____ Extracted records

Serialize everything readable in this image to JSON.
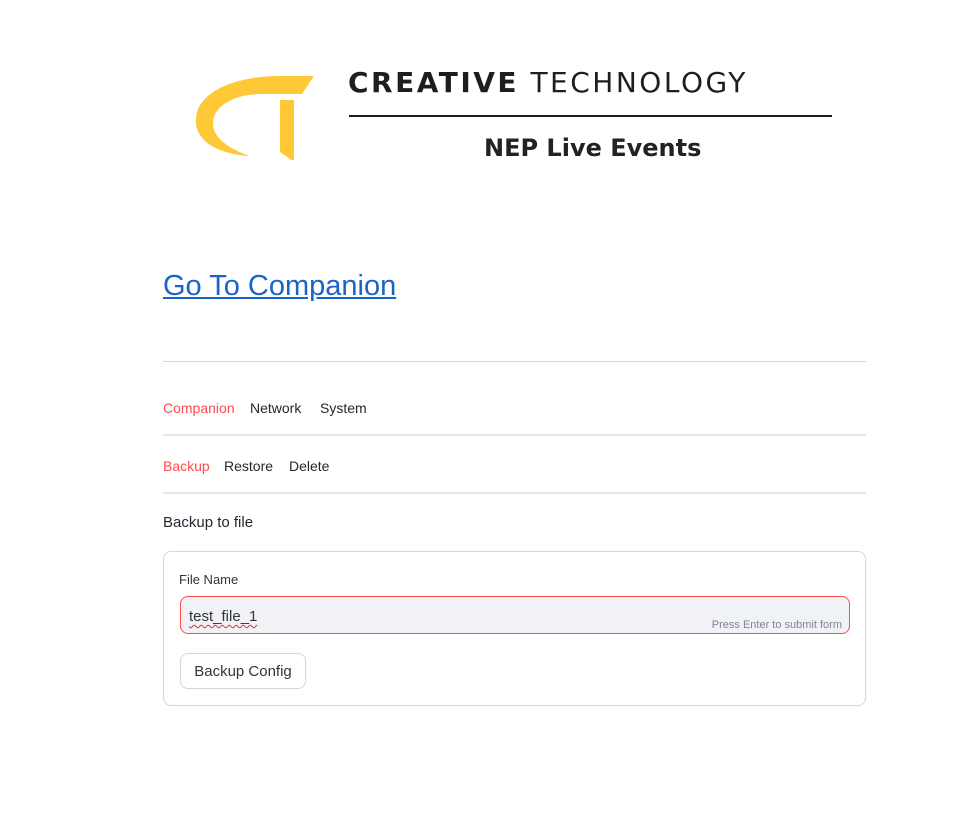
{
  "logo": {
    "brand_line_bold": "CREATIVE",
    "brand_line_light": "TECHNOLOGY",
    "sub_brand": "NEP Live Events",
    "mark_color": "#FFC837"
  },
  "link": {
    "label": "Go To Companion"
  },
  "tabs_main": [
    {
      "label": "Companion",
      "active": true
    },
    {
      "label": "Network",
      "active": false
    },
    {
      "label": "System",
      "active": false
    }
  ],
  "tabs_sub": [
    {
      "label": "Backup",
      "active": true
    },
    {
      "label": "Restore",
      "active": false
    },
    {
      "label": "Delete",
      "active": false
    }
  ],
  "section": {
    "title": "Backup to file"
  },
  "form": {
    "field_label": "File Name",
    "field_value": "test_file_1",
    "hint": "Press Enter to submit form",
    "submit_label": "Backup Config"
  },
  "colors": {
    "accent": "#ff4b4b",
    "link": "#1a64c8",
    "input_bg": "#f0f2f6",
    "border": "#d6d6d9"
  }
}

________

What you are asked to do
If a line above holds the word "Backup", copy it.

Problem solution
      "label": "Backup",
    "title": "Backup to file"
    "submit_label": "Backup Config"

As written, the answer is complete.